YOUR TASK: From the entries that follow, copy each line in which "pics" appears.

(Records from a collection)
*-*-*
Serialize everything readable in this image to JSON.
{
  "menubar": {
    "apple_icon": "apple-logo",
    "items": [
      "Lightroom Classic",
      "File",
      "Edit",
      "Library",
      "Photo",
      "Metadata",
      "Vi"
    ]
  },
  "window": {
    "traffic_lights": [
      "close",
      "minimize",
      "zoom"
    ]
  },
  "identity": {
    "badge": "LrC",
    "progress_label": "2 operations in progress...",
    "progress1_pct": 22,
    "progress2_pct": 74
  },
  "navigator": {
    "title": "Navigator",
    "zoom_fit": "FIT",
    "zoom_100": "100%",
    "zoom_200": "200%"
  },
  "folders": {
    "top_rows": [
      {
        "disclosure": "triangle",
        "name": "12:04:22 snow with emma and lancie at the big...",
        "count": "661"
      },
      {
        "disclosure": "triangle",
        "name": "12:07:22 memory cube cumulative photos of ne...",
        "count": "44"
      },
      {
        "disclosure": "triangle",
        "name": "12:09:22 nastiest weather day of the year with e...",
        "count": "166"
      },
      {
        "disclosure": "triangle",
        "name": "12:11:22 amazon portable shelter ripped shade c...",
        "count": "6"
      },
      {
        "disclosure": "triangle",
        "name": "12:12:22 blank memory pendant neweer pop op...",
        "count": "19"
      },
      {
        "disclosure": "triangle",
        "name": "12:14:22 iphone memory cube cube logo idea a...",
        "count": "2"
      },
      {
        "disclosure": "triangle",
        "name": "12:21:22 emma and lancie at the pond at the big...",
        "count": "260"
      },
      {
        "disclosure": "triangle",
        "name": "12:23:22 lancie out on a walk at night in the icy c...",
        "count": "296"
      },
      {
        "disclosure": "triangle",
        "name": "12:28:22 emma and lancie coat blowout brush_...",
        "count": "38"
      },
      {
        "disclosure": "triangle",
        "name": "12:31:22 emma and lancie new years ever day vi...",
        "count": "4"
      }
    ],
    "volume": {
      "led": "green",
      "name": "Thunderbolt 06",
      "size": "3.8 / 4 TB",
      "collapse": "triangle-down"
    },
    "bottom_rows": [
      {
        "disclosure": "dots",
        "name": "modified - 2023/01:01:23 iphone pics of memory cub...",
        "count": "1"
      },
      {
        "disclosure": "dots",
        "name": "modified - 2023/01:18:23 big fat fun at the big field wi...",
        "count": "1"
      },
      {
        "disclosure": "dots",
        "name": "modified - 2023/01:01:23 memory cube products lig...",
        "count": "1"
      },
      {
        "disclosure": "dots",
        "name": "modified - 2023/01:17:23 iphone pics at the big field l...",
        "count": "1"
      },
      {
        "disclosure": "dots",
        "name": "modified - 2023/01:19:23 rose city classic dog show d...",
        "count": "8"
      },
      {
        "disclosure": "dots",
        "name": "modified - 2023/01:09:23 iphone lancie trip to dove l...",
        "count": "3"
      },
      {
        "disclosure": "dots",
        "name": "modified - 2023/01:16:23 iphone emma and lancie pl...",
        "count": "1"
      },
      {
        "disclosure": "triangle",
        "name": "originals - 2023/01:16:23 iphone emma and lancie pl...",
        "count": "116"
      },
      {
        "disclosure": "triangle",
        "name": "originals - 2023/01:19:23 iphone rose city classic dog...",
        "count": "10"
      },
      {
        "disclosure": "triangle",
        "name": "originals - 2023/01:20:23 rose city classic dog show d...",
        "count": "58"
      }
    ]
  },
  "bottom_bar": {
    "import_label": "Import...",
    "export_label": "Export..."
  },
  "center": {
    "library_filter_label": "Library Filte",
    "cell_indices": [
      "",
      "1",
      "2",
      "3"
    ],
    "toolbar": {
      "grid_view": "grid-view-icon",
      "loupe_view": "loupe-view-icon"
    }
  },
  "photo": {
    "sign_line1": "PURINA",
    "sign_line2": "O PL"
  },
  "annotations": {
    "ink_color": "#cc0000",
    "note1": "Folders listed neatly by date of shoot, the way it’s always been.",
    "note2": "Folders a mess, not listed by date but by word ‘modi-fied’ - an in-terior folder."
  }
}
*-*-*
REPLY:
        "name": "modified - 2023/01:01:23 iphone pics of memory cub...",
        "name": "modified - 2023/01:17:23 iphone pics at the big field l...",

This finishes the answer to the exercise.